But if his agreement leads to real faith, “I belong because I have come to have faith that God really did found one Church, is leading this Church and always will, regardless of whether I understand it or not or how it may look sometimes on the outside,” then he is no longer thinking like a Protestant, but is thinking like a Catholic (and that’s why I became a Catholic. After much study, I came to trust).

If the Church later teaches as infallibly defined doctrine something he has difficulty accepting, and he quits and goes somewhere else, then he is a Protestant, still defining things for himself. If he believes the Church and remains, even if he struggles to understand what the Church is teaching, then he is a Catholic.

To be a Catholic is not merely a matter of “agreeing,” though for converts that is generally where it begins. It is a matter of having faith that the Church is Jesus’ Church, and being in union with His Church. It really is having faith in Jesus, that He is powerful enough to steward His Church over the ages (not to mention, knows better than you do what the truth is), despite all the difficulties the Church has endured (and always will – Jesus predicted it, you know, and New Testament writers wrote about it, like in 2 Peter).

You said, As I see it, the central issue in Roman Catholic Christianity is not how its many particular teachings square with Scripture - for indeed, this is a Protestant concern - but whether God has given to the church the charism whereby it may pronounce infallibly upon matters of faith and morals, and whether the Bishop of Rome serves as a lynchpin for this divine economy.

For many of us who convert, how Catholic teaching squares with scripture is the beginning of the journey, the bridge that leads us into Catholicism. But it is not the end of the journey. Once you come to the point of believing that the Church has the charism of authority, then you relinquish your own authority and accept the Church’s – and that begins a process of deepening immersion in the Church, as you are now in a position of softness and openness to the working of grace that comes in and through the Church.

Critical here is also an understanding of how grace operates, and the relationship between faith and grace. The bible speaks repeatedly of those who are hard of heart or blind and deaf, and how our hearts need to be made flesh and our eyes and ears opened. The more open we are through faith, the more grace can enter in and change us. We do believe, as Catholics, that grace is infused, especially through the sacraments, and changes us interiorly. But it is only so to the extent that we are open to it. And it is a process that happens over time – ideally throughout your lifetime. There is no limit to how much we may grow in and be changed by grace.

Now, once you are a Catholic, you may still struggle with this or that teaching. And many cradle Catholics also struggle with different teachings. To the extent that you resist a particular teaching, your soul is also resistant to receiving grace. If you reject a teaching and do what the Church teaches is wrong, your soul is closed to grace. If you reject and violate a very serious teaching, you can be so cut off from grace that you have actually excommunicated yourself, though you may still externally be attending mass and so forth (but not receiving grace from it, if you are unrepentant) – because membership in the Church is not only outward, but especially interior, through the indwelling of grace that comes through faith and obedience – the “obedience of faith” of which scripture speaks (Rom 1:5, 16:26).

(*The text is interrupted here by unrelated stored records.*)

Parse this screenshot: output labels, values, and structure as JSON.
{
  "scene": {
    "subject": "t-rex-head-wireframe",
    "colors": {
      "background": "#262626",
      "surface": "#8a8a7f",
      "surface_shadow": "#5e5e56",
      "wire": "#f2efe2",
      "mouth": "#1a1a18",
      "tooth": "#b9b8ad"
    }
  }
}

It is the interior state of faith and obedience to the Church, which is faith in and obedience to Christ (“He who hears you, hears me” Lk 10:16) that truly unites you as one through grace with the mystical Body of Christ, and leads to outer, visible unity with the Church – that makes one truly Catholic.

One last remark, about the Church “telling us what to believe.” Isn’t that a biblical idea? “Obey your leaders and submit to them; for they are keeping watch over your souls, as men who will have to give account.” (Heb 13:17) This passage is about church leadership, not worldly government. And it is the responsibility of the Church to teach, to preach, to hand on the faith. It wouldn’t be the Church if it didn’t do that.

Well, that’s my “two bits” (remember, you asked for it!). Hope it helps! God bless.